* _WHAT THIS TASK INVOLVES_
Down to the final line, reproduce the entries that follow exactly.

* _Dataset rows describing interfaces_
◇ ◇ ◇ ◇ ◇
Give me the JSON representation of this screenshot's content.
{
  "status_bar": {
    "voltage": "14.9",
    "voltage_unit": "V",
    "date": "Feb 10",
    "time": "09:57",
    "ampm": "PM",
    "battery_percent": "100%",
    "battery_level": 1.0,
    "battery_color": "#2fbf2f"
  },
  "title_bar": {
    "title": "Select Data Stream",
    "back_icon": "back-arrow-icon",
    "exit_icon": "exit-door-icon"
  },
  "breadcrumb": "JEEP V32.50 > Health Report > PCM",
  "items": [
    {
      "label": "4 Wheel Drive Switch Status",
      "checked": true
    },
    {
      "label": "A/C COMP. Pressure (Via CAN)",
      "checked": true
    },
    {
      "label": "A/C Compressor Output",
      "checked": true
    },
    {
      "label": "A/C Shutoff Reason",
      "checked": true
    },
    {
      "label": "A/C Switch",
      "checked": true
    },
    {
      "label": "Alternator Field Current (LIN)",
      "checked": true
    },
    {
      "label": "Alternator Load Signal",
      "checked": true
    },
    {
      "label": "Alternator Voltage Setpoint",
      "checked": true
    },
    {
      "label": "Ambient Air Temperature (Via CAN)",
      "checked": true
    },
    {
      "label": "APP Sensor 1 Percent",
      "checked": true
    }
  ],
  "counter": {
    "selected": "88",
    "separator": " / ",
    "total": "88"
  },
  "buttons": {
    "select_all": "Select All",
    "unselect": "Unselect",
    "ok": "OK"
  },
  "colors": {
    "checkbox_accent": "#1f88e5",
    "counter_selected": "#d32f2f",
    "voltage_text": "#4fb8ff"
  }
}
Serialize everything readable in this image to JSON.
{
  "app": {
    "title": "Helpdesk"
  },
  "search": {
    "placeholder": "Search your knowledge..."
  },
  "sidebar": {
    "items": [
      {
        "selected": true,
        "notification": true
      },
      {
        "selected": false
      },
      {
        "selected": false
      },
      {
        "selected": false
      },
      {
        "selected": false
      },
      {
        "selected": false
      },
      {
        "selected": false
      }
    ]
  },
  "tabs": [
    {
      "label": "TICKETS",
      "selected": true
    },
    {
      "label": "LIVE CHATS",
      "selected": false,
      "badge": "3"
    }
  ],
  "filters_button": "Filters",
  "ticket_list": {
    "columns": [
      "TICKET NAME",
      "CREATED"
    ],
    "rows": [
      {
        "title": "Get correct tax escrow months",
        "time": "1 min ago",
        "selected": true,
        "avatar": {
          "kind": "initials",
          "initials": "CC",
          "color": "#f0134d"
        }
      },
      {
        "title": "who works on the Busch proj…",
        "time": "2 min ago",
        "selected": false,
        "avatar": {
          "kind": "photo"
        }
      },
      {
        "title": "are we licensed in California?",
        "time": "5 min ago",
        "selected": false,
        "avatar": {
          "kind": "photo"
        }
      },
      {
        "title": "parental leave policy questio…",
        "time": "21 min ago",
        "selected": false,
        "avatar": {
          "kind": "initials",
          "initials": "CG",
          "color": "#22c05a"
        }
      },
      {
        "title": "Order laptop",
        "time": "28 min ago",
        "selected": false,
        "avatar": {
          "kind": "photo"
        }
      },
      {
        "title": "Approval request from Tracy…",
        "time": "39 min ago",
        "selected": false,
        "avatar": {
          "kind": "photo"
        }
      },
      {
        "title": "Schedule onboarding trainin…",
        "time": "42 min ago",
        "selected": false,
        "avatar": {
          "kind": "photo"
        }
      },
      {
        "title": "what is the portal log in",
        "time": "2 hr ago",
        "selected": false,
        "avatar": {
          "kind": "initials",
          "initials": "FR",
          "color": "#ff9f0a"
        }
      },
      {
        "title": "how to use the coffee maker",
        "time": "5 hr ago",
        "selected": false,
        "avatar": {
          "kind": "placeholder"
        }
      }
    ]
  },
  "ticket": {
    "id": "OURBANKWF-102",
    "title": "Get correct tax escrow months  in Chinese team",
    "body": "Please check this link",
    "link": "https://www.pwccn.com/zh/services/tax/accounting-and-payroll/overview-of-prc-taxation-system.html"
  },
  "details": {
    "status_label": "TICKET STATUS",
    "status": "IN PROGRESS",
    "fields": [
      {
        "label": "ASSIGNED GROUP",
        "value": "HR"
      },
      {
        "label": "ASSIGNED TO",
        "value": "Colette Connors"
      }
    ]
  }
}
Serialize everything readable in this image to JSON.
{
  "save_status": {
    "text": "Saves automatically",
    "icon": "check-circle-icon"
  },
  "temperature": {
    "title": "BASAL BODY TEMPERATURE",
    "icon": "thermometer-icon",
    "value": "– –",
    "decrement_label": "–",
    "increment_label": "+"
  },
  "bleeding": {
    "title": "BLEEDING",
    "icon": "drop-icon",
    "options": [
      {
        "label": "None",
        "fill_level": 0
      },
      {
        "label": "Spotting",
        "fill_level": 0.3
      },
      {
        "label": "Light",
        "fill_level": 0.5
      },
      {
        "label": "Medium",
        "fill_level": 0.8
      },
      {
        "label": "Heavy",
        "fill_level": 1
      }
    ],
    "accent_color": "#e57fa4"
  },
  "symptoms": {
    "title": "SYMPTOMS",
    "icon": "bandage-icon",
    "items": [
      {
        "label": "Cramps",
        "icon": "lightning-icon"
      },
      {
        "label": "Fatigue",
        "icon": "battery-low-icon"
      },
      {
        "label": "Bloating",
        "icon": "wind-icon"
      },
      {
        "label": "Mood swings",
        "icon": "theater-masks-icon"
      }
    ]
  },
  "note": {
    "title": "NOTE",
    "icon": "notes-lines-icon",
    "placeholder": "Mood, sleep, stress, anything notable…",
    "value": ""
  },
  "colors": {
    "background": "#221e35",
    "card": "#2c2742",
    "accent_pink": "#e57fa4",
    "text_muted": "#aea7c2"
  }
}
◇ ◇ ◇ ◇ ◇
* _YOUR SOLUTION_
Give me the JSON representation of this screenshot's content.
{
  "status_bar": {
    "voltage": "14.9",
    "voltage_unit": "V",
    "date": "Feb 10",
    "time": "09:57",
    "ampm": "PM",
    "battery_percent": "100%",
    "battery_level": 1.0,
    "battery_color": "#2fbf2f"
  },
  "title_bar": {
    "title": "Select Data Stream",
    "back_icon": "back-arrow-icon",
    "exit_icon": "exit-door-icon"
  },
  "breadcrumb": "JEEP V32.50 > Health Report > PCM",
  "items": [
    {
      "label": "4 Wheel Drive Switch Status",
      "checked": true
    },
    {
      "label": "A/C COMP. Pressure (Via CAN)",
      "checked": true
    },
    {
      "label": "A/C Compressor Output",
      "checked": true
    },
    {
      "label": "A/C Shutoff Reason",
      "checked": true
    },
    {
      "label": "A/C Switch",
      "checked": true
    },
    {
      "label": "Alternator Field Current (LIN)",
      "checked": true
    },
    {
      "label": "Alternator Load Signal",
      "checked": true
    },
    {
      "label": "Alternator Voltage Setpoint",
      "checked": true
    },
    {
      "label": "Ambient Air Temperature (Via CAN)",
      "checked": true
    },
    {
      "label": "APP Sensor 1 Percent",
      "checked": true
    }
  ],
  "counter": {
    "selected": "88",
    "separator": " / ",
    "total": "88"
  },
  "buttons": {
    "select_all": "Select All",
    "unselect": "Unselect",
    "ok": "OK"
  },
  "colors": {
    "checkbox_accent": "#1f88e5",
    "counter_selected": "#d32f2f",
    "voltage_text": "#4fb8ff"
  }
}
Serialize everything readable in this image to JSON.
{
  "app": {
    "title": "Helpdesk"
  },
  "search": {
    "placeholder": "Search your knowledge..."
  },
  "sidebar": {
    "items": [
      {
        "selected": true,
        "notification": true
      },
      {
        "selected": false
      },
      {
        "selected": false
      },
      {
        "selected": false
      },
      {
        "selected": false
      },
      {
        "selected": false
      },
      {
        "selected": false
      }
    ]
  },
  "tabs": [
    {
      "label": "TICKETS",
      "selected": true
    },
    {
      "label": "LIVE CHATS",
      "selected": false,
      "badge": "3"
    }
  ],
  "filters_button": "Filters",
  "ticket_list": {
    "columns": [
      "TICKET NAME",
      "CREATED"
    ],
    "rows": [
      {
        "title": "Get correct tax escrow months",
        "time": "1 min ago",
        "selected": true,
        "avatar": {
          "kind": "initials",
          "initials": "CC",
          "color": "#f0134d"
        }
      },
      {
        "title": "who works on the Busch proj…",
        "time": "2 min ago",
        "selected": false,
        "avatar": {
          "kind": "photo"
        }
      },
      {
        "title": "are we licensed in California?",
        "time": "5 min ago",
        "selected": false,
        "avatar": {
          "kind": "photo"
        }
      },
      {
        "title": "parental leave policy questio…",
        "time": "21 min ago",
        "selected": false,
        "avatar": {
          "kind": "initials",
          "initials": "CG",
          "color": "#22c05a"
        }
      },
      {
        "title": "Order laptop",
        "time": "28 min ago",
        "selected": false,
        "avatar": {
          "kind": "photo"
        }
      },
      {
        "title": "Approval request from Tracy…",
        "time": "39 min ago",
        "selected": false,
        "avatar": {
          "kind": "photo"
        }
      },
      {
        "title": "Schedule onboarding trainin…",
        "time": "42 min ago",
        "selected": false,
        "avatar": {
          "kind": "photo"
        }
      },
      {
        "title": "what is the portal log in",
        "time": "2 hr ago",
        "selected": false,
        "avatar": {
          "kind": "initials",
          "initials": "FR",
          "color": "#ff9f0a"
        }
      },
      {
        "title": "how to use the coffee maker",
        "time": "5 hr ago",
        "selected": false,
        "avatar": {
          "kind": "placeholder"
        }
      }
    ]
  },
  "ticket": {
    "id": "OURBANKWF-102",
    "title": "Get correct tax escrow months  in Chinese team",
    "body": "Please check this link",
    "link": "https://www.pwccn.com/zh/services/tax/accounting-and-payroll/overview-of-prc-taxation-system.html"
  },
  "details": {
    "status_label": "TICKET STATUS",
    "status": "IN PROGRESS",
    "fields": [
      {
        "label": "ASSIGNED GROUP",
        "value": "HR"
      },
      {
        "label": "ASSIGNED TO",
        "value": "Colette Connors"
      }
    ]
  }
}
Serialize everything readable in this image to JSON.
{
  "save_status": {
    "text": "Saves automatically",
    "icon": "check-circle-icon"
  },
  "temperature": {
    "title": "BASAL BODY TEMPERATURE",
    "icon": "thermometer-icon",
    "value": "– –",
    "decrement_label": "–",
    "increment_label": "+"
  },
  "bleeding": {
    "title": "BLEEDING",
    "icon": "drop-icon",
    "options": [
      {
        "label": "None",
        "fill_level": 0
      },
      {
        "label": "Spotting",
        "fill_level": 0.3
      },
      {
        "label": "Light",
        "fill_level": 0.5
      },
      {
        "label": "Medium",
        "fill_level": 0.8
      },
      {
        "label": "Heavy",
        "fill_level": 1
      }
    ],
    "accent_color": "#e57fa4"
  },
  "symptoms": {
    "title": "SYMPTOMS",
    "icon": "bandage-icon",
    "items": [
      {
        "label": "Cramps",
        "icon": "lightning-icon"
      },
      {
        "label": "Fatigue",
        "icon": "battery-low-icon"
      },
      {
        "label": "Bloating",
        "icon": "wind-icon"
      },
      {
        "label": "Mood swings",
        "icon": "theater-masks-icon"
      }
    ]
  },
  "note": {
    "title": "NOTE",
    "icon": "notes-lines-icon",
    "placeholder": "Mood, sleep, stress, anything notable…",
    "value": ""
  },
  "colors": {
    "background": "#221e35",
    "card": "#2c2742",
    "accent_pink": "#e57fa4",
    "text_muted": "#aea7c2"
  }
}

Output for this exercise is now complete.